The University of Idaho, in collaboration with Miller Research and several crop consultants across the state, has initiated a scouting program that covers commercial potato fields throughout southern Idaho. The project is funded in part by ISDA. The primary means of sampling psyllids will be by the use of yellow sticky cards, although vacuum samples and leaf samples are being taken from some fields as well. The first traps were deployed during the week of May 13; thus far, no potato psyllids have been found in any samples.

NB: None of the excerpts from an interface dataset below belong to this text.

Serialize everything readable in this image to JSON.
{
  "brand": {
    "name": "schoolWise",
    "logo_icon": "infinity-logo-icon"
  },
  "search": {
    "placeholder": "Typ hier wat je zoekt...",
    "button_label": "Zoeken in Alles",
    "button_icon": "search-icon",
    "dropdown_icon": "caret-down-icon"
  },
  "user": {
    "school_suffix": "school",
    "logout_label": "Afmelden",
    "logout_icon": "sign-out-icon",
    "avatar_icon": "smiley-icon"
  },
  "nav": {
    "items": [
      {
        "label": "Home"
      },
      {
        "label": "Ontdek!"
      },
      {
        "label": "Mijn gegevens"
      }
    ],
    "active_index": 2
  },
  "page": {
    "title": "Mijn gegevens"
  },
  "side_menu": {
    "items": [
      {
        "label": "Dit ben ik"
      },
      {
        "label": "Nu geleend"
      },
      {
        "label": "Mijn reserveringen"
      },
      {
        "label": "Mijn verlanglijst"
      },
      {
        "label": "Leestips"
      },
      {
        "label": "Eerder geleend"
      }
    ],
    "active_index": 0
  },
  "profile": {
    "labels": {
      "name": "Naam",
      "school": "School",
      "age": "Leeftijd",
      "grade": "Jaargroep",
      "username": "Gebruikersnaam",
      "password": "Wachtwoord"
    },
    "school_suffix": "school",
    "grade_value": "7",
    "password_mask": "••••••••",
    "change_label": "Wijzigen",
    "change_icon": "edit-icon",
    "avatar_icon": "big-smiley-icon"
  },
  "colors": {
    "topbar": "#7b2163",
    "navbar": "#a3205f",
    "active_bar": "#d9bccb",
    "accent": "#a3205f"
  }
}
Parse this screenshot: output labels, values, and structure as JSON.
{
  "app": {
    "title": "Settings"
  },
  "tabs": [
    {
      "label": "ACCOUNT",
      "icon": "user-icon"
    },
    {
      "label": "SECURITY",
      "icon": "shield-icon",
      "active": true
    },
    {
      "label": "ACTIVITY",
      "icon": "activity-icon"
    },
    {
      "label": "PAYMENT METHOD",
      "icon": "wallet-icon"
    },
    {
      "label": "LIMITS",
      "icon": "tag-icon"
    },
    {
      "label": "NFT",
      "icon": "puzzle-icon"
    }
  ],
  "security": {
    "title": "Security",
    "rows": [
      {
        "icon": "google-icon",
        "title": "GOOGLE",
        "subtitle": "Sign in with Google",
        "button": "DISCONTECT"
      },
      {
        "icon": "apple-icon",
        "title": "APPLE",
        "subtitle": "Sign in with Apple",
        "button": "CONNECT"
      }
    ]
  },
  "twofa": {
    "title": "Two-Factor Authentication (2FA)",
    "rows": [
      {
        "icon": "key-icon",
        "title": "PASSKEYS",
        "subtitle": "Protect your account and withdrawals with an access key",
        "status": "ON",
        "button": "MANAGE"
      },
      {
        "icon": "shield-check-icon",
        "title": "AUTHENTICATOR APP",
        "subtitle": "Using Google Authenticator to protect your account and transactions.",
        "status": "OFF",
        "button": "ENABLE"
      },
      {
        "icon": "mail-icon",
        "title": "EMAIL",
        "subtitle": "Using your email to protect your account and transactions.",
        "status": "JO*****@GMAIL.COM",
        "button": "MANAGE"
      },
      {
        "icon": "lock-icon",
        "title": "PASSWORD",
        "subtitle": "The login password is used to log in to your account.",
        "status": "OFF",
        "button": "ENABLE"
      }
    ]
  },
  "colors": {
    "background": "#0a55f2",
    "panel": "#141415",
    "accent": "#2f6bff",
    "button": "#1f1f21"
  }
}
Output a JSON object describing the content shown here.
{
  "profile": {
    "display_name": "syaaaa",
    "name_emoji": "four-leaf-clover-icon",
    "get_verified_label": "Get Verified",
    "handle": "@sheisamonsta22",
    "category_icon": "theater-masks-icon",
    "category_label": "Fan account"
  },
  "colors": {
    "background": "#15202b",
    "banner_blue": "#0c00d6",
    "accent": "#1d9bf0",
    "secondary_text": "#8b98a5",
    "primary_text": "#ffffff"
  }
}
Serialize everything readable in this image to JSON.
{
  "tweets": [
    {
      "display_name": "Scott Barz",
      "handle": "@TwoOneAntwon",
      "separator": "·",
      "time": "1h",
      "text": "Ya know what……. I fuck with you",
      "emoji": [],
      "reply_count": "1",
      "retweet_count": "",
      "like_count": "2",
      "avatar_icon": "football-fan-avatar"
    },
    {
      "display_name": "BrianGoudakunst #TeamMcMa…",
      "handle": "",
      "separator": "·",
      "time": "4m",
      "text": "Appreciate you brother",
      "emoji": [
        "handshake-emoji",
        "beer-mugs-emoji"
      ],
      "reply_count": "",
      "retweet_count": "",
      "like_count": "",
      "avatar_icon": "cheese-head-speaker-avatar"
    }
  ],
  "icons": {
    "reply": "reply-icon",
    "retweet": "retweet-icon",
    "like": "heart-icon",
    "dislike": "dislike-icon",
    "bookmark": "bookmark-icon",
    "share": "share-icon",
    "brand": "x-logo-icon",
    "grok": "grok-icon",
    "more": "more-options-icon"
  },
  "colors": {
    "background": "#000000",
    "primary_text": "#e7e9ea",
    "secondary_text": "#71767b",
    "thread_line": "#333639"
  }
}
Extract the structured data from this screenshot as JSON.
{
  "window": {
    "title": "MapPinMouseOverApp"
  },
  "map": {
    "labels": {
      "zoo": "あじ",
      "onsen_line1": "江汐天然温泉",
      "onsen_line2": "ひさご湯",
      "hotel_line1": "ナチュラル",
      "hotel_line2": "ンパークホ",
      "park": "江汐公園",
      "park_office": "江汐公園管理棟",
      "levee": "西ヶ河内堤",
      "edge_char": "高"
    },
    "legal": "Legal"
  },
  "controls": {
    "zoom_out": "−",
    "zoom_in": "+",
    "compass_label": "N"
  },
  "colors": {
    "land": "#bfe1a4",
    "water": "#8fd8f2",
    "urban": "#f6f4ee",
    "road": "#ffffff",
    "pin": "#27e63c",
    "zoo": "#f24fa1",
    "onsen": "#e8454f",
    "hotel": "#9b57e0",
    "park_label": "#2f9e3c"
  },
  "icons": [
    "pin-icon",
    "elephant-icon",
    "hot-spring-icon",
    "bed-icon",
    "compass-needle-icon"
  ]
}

Details of the monitoring program and results of monitoring efforts (by county) will be available soon.
Western Cherry Fruit Fly
The following information was submitted to the PestAlert Network by Jodie Ellis, Program Manager with ISDA.
"On Thursday, May 23rd, seven adult Western cherry fruit flies were found on an ISDA trap near Caldwell (Sunnyslope Road) in Canyon County. If growers observe that their cherries are yellowing, they may wish to start control measures for this pest before oviposition in the fruit begins. Pesticides commonly used for Western cherry fruit fly are carbaryl, malathion, spinosad, Delegate, Imidan, or Asan. Always use pesticides according to label recommendations."
Idaho State Department of Agriculture
Revision to Advisory
This is a revision from yesterday's Fruit Advisory. The Table on page two has been updated.
Click on the link to view the advisory newsletter. In this issue, Timing for codling moth has started in all of Southern Idaho. Other pests to watch for are aphids, mites, thrips, and fire blight.
cereal leaf beetle
Last week I found cereal leaf beetle larvae in winter wheat at the UI Parma R and E Center. There were not many, but they are out there. You may want to keep a look out for these pests, especially as spring grains begin to increase in foliage, since they are the preferred host.
colorado potato beetle
Colorado potato beetles were found in volunteer potatoes late last week in the Parma area. So far, only overwintered adults have been observed, and they will do little damage to potatoes. Scouting should begin soon for eggs and for larvae, which can cause considerable damage to commercial potatoes.